The present project represents an effort to update the 1992 booklet, and, in doing so, make use of new software explicitly designed to capture the complexities of an individual's intellectual heritage. For example, the software allows one to include details concerning the institution where you received your doctoral degree and list your academic appointments since obtaining that degree. It allows you to list your academic mentors, who may not necessarily have held appointments at your doctoral institution, as well as those whom you yourself have trained (you can even list examples of your own publications, if you so desire).

The procedure for making entries is relatively simple:

The first step is to register (create username and password).

The next step is to search for your name. The easiest way is probably to look at the top of the form, where there is a search bar. Just type in your name. You may already exist in the database, or there might even be someone who has your name who has already been entered (note that lots of groups are entering data at the academic tree site, not just those of us in Div. 20).

If the search engine does not find a matching name, you can click to add your information. You will have the option of adding not only past and present positions (with dates), but information on research areas, home page, even link to a photograph.

Note that if the computer informs you that the person already exists (yourself or the name of a mentor or mentee), you can add information or edit.

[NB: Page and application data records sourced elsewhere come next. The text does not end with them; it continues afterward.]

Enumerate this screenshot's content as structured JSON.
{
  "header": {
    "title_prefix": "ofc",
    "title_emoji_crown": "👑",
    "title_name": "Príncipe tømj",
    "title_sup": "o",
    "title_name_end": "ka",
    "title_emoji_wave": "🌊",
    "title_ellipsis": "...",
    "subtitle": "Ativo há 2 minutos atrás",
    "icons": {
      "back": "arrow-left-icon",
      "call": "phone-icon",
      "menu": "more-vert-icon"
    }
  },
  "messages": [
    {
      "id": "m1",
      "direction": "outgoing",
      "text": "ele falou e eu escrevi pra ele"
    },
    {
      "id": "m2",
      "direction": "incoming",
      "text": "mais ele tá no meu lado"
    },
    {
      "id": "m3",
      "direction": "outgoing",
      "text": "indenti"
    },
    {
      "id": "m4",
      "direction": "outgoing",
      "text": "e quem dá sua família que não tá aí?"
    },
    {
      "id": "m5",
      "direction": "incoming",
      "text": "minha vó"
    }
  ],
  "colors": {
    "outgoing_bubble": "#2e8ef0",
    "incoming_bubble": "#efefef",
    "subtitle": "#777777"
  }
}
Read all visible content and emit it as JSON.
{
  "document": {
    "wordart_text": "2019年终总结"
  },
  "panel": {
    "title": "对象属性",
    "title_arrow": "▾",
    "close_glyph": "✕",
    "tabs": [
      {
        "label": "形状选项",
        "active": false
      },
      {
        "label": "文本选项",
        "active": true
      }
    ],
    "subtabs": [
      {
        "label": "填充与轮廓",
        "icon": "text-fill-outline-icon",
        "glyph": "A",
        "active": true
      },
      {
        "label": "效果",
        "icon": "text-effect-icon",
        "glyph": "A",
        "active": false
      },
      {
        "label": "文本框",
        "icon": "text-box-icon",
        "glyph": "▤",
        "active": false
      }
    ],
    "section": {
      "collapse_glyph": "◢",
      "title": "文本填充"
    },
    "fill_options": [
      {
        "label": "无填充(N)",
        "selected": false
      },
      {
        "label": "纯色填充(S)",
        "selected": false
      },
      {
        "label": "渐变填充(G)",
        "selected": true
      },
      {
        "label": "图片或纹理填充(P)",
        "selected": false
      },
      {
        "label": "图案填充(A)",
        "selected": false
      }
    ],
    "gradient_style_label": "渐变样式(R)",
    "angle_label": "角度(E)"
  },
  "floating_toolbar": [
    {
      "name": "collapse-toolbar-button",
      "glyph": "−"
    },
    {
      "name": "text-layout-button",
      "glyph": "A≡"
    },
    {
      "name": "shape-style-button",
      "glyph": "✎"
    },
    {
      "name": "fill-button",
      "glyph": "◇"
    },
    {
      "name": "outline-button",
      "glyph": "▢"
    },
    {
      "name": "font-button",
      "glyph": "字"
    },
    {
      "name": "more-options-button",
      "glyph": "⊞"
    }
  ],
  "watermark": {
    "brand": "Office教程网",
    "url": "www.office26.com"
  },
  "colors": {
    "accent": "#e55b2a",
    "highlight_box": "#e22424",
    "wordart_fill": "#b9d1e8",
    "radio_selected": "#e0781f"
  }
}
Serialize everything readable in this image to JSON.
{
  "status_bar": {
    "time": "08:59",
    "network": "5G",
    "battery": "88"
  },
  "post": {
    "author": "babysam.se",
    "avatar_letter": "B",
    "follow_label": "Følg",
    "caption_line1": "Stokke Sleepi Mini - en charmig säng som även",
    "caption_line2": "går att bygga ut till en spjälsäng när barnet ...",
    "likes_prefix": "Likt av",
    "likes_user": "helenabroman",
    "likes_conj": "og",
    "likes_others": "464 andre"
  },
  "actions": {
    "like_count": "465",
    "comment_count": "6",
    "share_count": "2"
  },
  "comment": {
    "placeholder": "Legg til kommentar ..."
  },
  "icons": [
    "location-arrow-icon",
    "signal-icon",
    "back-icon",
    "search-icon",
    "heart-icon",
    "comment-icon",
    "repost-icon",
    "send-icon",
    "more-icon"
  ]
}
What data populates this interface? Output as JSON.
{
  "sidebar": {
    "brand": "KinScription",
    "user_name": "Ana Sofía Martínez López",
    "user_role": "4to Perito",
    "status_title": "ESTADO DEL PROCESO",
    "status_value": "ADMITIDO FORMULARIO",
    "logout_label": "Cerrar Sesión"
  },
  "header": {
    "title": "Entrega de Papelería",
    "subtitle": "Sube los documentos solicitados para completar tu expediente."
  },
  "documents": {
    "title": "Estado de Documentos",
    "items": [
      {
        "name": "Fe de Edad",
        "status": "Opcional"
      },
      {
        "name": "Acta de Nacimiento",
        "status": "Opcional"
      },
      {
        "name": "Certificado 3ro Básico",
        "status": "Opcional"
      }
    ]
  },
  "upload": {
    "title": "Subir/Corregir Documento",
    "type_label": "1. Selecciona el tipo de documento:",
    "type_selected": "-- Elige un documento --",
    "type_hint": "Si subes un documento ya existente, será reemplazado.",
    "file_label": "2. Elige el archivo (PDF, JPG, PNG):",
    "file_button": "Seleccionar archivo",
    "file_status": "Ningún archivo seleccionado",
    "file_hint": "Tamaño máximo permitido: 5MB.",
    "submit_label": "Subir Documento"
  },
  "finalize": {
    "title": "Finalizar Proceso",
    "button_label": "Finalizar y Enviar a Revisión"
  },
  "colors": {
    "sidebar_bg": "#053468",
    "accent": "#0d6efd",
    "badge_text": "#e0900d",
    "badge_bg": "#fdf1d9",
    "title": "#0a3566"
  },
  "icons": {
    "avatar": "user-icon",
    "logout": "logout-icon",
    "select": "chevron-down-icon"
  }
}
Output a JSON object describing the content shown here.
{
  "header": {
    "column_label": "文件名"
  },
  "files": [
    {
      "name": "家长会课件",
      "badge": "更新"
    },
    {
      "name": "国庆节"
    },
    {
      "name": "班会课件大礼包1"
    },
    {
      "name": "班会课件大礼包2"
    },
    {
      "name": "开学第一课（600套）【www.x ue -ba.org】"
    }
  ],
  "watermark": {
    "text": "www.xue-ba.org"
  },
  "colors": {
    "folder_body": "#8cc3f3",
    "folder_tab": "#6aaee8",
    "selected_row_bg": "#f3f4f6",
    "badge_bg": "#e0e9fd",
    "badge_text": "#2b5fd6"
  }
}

Click on “Yes, I meant this person.” Otherwise, if person does not exist in the software program, you add the person: Click on “Add Person.”

Keep in mind that, at this stage, you can add a number of details, such as various positions not only you but your mentor/mentee has held or currently holds. If you or a mentor or mentee already exists, you can click on “options” under the person's name to add details on parents and children [look at the left side of the screen after clicking the options icon]. You can also come back at some later point and add details.

Note that the genealogy program refers to mentors as “parents” (e.g., chair of your doctoral thesis, colleagues who have mentored you; in a pull-down screen you are asked to identify the type of relationship), and “children” (people you have mentored, especially doctoral students).

When entering mentors, you may find that some already-listed mentors may not have information concerning who their own mentors are, and you yourself may not know. And actually the existing information can be misleading. For example, Bernice Neugarten was my mentor at the University of Chicago, but at present, the genealogy tree lists her as being at Northwestern (where she went after she was forced to retire from Chicago), since someone from the NeuroTree group had already entered her into the system. At some point, we may try to do a bit of research on this, to clean up timelines, etc. If you have time to review other folks listed on the tree and can fill in missing information, it would be much appreciated. Also note that you can edit information, just in case you make a mistake. But, take care the first time to avoid mistakes.

In conclusion, all of us on your executive committee hope that this is not only a fun exercise but something that could be useful as well. For example, the program can compute “distance” (number of steps separating) any two individuals listed in the tree. The tree could also be used to trace the development of ideas in geropsychology, etc. If you run into difficulties, you can contact me.